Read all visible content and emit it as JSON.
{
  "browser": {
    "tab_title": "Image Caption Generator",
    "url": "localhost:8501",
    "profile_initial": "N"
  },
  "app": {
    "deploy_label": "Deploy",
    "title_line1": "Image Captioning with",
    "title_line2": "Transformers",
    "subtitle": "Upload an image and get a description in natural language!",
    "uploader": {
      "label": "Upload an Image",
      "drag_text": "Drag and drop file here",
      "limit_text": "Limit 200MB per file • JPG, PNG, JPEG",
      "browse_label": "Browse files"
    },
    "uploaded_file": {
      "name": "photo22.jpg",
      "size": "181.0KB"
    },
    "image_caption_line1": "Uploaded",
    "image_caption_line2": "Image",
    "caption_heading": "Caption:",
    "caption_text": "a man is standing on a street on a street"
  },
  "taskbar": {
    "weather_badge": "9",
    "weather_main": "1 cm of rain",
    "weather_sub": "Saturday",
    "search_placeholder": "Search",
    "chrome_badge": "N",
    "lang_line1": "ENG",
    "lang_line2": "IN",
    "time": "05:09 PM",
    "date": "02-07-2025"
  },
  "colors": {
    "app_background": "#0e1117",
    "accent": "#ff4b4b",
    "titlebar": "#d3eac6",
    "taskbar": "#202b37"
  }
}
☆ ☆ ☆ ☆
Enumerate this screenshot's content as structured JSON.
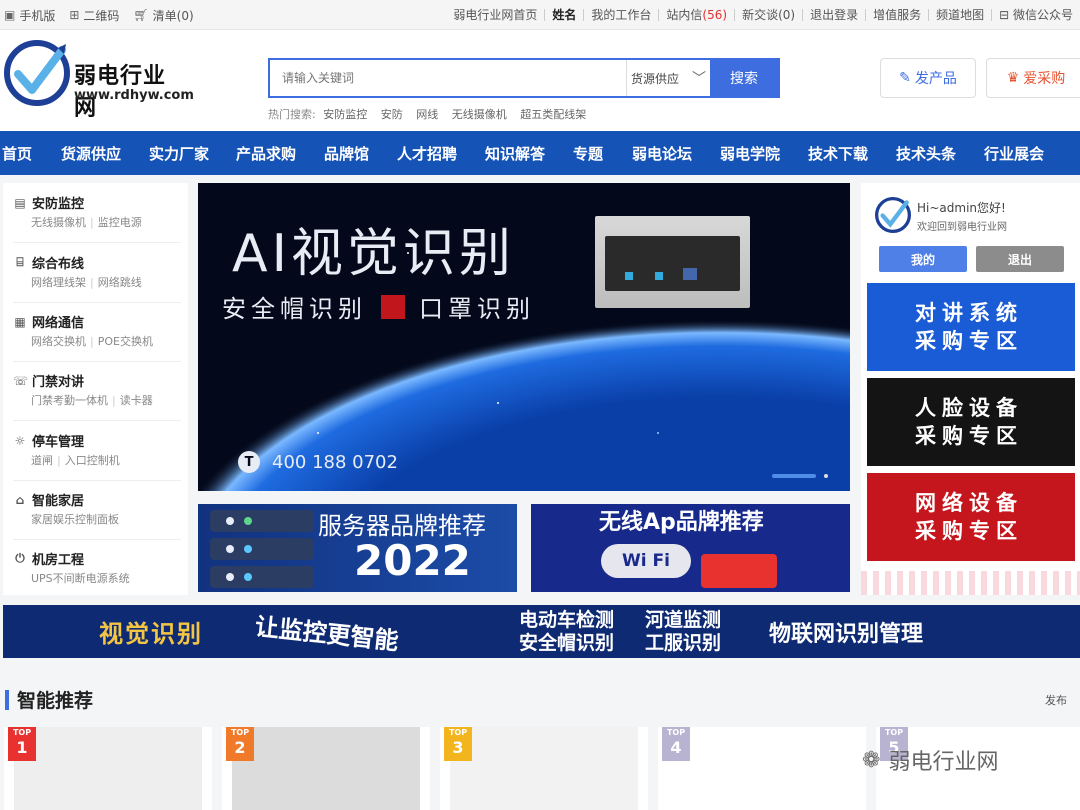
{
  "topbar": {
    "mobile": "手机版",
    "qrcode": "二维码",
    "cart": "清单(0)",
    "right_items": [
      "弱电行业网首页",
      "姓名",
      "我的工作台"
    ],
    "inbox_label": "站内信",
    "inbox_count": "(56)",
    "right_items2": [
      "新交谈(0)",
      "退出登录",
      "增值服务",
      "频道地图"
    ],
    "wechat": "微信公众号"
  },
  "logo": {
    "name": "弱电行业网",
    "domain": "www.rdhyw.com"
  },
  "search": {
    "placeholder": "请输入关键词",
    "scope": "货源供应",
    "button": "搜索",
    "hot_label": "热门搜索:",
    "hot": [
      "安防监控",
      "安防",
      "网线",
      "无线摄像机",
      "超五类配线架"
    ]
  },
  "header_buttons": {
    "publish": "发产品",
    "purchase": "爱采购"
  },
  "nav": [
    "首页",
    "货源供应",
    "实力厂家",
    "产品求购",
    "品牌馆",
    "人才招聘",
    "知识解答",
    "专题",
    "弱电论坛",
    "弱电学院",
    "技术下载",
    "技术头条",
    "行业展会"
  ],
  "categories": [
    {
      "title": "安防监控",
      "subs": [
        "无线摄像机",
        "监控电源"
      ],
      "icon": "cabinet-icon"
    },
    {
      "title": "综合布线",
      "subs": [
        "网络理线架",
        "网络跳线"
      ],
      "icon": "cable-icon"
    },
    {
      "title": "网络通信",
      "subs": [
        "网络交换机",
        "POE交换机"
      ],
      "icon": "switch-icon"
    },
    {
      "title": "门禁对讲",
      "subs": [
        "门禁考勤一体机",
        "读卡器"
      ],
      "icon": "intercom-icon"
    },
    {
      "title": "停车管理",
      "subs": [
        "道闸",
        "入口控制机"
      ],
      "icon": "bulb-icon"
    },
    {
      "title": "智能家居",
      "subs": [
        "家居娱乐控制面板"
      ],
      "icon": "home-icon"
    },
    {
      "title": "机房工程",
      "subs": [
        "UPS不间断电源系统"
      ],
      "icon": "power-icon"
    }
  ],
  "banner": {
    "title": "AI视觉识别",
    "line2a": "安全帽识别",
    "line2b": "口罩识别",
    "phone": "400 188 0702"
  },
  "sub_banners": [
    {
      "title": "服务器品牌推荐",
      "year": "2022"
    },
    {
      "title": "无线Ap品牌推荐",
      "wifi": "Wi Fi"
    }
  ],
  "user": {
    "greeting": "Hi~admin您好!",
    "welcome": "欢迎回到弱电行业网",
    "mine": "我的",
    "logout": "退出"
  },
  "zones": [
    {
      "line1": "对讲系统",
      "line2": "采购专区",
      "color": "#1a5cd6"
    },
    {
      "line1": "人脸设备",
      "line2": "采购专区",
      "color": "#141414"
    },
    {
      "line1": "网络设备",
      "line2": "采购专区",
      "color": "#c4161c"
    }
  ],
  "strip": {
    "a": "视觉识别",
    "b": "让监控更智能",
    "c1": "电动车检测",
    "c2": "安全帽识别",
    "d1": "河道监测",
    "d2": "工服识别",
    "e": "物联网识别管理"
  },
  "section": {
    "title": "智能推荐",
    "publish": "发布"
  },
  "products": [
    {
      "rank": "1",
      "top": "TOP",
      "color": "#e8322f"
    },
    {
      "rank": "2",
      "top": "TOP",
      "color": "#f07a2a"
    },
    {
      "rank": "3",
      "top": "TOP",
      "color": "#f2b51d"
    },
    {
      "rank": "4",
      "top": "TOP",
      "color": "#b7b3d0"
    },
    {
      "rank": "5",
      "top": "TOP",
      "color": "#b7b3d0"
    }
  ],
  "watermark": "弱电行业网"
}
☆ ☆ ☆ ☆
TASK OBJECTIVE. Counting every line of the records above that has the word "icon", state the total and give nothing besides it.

RESPONSE BOX. 7